Vanderbilt students learn writing through mathematics workby Jim Patterson Nov. 25, 2014, 3:07 PM
During the Revolutionary War, Anna Strong of Long Island used her laundry line to pass along messages for an American spy ring. A black petticoat hanging on the line meant it was time for a meeting, and the number of white handkerchiefs hanging indicated the location of the meeting.
That’s just one of the interesting facts to be found in a new series of essays on Vanderbilt professor Holly Tucker’s Wonders & Marvels website, contributed by Vanderbilt students taking a course in cryptography during the fall semester. The essays are timed to coincide with the release of The Imitation Game, a film about the British code-breaker, mathematician and computer scientist Alan Turing.
“Turing’s creative genius was instrumental in cracking the German Enigma cipher, which in turn was a critical part of the Allied victory in World War II,” said Derek Bruff, instructor of the first-year writing seminar “Cryptography: The History and Mathematics of Codes and Ciphers.”
“My day job is directing the Vanderbilt Center for Teaching, so I’ve talked to many instructors from a variety of disciplines about teaching different kinds of courses, and I was eager to teach something other than my usual statistics and linear algebra courses,” said Bruff, senior lecturer in mathematics.

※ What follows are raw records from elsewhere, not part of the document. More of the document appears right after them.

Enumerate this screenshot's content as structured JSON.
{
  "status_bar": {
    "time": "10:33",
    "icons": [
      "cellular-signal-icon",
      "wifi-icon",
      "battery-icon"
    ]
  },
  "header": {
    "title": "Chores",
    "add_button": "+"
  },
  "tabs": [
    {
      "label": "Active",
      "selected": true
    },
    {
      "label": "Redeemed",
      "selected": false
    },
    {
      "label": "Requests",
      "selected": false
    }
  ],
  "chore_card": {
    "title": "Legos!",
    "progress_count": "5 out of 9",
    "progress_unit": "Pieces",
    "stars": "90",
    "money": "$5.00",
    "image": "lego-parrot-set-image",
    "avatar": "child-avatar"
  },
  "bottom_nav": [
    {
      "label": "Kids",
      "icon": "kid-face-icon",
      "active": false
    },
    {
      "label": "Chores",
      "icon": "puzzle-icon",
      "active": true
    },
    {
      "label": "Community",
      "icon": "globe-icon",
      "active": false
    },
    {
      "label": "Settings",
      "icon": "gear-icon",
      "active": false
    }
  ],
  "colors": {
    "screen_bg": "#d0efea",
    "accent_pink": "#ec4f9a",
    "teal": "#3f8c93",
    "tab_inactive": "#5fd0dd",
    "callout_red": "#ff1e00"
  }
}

The Wonders & Marvels website, begun in 2008 as the site for an undergraduate course taught by Tucker, has grown over the years into a destination site for lovers of odd stories from history. When Bruff was looking for a home for the research of his cryptography students, it was a natural fit.
So now among stories about the psychological makeup of Nazis and eunuchs in imperial China on Wonders & Marvels, readers also can learn about the Playfair cipher, which was used by John F. Kennedy to send the message that caused his crew to be rescued during World War II when his PT-109 boat sank in the Solomon Islands; the Rongorongo glyphs of Easter Island, which to this day have not been deciphered; and the Fialka, used through the 1960s and 1970s by the Russian military.
The essays gave the students practical experience writing about mathematics for a real audience, Bruff said.
“I believe that this gave my students a far more concrete sense of audience for their writing than they would have had with more generic writing assignments and that this, in turn, helped them produce better writing,” Bruff said.